* _Task description_: The expected reply is all of the data, returned exactly.

* _Provided entries_:

___

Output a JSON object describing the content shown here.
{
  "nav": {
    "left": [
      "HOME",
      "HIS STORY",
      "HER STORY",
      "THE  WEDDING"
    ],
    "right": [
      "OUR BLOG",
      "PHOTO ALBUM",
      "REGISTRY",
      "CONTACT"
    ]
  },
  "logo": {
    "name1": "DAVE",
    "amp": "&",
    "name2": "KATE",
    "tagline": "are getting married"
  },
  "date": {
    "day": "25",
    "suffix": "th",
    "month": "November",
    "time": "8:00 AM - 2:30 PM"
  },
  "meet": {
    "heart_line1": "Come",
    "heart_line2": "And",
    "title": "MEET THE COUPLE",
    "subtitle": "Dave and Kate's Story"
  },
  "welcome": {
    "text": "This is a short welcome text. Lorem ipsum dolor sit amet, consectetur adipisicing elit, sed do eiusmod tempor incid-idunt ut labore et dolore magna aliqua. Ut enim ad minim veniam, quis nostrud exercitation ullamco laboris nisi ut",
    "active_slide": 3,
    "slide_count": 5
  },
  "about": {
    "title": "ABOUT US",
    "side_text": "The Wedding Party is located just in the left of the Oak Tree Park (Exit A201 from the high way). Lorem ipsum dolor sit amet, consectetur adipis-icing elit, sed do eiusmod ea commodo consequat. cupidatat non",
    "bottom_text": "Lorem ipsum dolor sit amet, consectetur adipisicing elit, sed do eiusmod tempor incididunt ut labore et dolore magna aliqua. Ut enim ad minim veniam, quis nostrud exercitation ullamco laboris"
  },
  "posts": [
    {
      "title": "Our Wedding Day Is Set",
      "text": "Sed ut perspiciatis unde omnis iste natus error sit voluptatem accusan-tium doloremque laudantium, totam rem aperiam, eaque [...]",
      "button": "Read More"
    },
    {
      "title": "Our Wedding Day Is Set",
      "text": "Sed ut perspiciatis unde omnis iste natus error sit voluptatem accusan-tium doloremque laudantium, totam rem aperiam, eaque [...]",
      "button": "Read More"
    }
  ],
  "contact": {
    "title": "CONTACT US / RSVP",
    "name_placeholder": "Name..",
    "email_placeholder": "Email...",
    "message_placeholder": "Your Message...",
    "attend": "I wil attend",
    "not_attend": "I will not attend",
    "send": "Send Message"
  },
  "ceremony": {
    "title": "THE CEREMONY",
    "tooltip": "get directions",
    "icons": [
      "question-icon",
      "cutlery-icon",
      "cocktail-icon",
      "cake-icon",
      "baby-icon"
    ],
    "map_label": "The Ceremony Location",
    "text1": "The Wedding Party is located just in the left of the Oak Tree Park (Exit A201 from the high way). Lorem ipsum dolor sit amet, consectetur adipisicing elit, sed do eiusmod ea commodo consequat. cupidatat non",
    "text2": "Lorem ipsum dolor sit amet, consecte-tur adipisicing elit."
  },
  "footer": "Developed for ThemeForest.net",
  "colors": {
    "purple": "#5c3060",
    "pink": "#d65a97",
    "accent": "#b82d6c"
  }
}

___

* _Result of this exercise_:
Output a JSON object describing the content shown here.
{
  "nav": {
    "left": [
      "HOME",
      "HIS STORY",
      "HER STORY",
      "THE  WEDDING"
    ],
    "right": [
      "OUR BLOG",
      "PHOTO ALBUM",
      "REGISTRY",
      "CONTACT"
    ]
  },
  "logo": {
    "name1": "DAVE",
    "amp": "&",
    "name2": "KATE",
    "tagline": "are getting married"
  },
  "date": {
    "day": "25",
    "suffix": "th",
    "month": "November",
    "time": "8:00 AM - 2:30 PM"
  },
  "meet": {
    "heart_line1": "Come",
    "heart_line2": "And",
    "title": "MEET THE COUPLE",
    "subtitle": "Dave and Kate's Story"
  },
  "welcome": {
    "text": "This is a short welcome text. Lorem ipsum dolor sit amet, consectetur adipisicing elit, sed do eiusmod tempor incid-idunt ut labore et dolore magna aliqua. Ut enim ad minim veniam, quis nostrud exercitation ullamco laboris nisi ut",
    "active_slide": 3,
    "slide_count": 5
  },
  "about": {
    "title": "ABOUT US",
    "side_text": "The Wedding Party is located just in the left of the Oak Tree Park (Exit A201 from the high way). Lorem ipsum dolor sit amet, consectetur adipis-icing elit, sed do eiusmod ea commodo consequat. cupidatat non",
    "bottom_text": "Lorem ipsum dolor sit amet, consectetur adipisicing elit, sed do eiusmod tempor incididunt ut labore et dolore magna aliqua. Ut enim ad minim veniam, quis nostrud exercitation ullamco laboris"
  },
  "posts": [
    {
      "title": "Our Wedding Day Is Set",
      "text": "Sed ut perspiciatis unde omnis iste natus error sit voluptatem accusan-tium doloremque laudantium, totam rem aperiam, eaque [...]",
      "button": "Read More"
    },
    {
      "title": "Our Wedding Day Is Set",
      "text": "Sed ut perspiciatis unde omnis iste natus error sit voluptatem accusan-tium doloremque laudantium, totam rem aperiam, eaque [...]",
      "button": "Read More"
    }
  ],
  "contact": {
    "title": "CONTACT US / RSVP",
    "name_placeholder": "Name..",
    "email_placeholder": "Email...",
    "message_placeholder": "Your Message...",
    "attend": "I wil attend",
    "not_attend": "I will not attend",
    "send": "Send Message"
  },
  "ceremony": {
    "title": "THE CEREMONY",
    "tooltip": "get directions",
    "icons": [
      "question-icon",
      "cutlery-icon",
      "cocktail-icon",
      "cake-icon",
      "baby-icon"
    ],
    "map_label": "The Ceremony Location",
    "text1": "The Wedding Party is located just in the left of the Oak Tree Park (Exit A201 from the high way). Lorem ipsum dolor sit amet, consectetur adipisicing elit, sed do eiusmod ea commodo consequat. cupidatat non",
    "text2": "Lorem ipsum dolor sit amet, consecte-tur adipisicing elit."
  },
  "footer": "Developed for ThemeForest.net",
  "colors": {
    "purple": "#5c3060",
    "pink": "#d65a97",
    "accent": "#b82d6c"
  }
}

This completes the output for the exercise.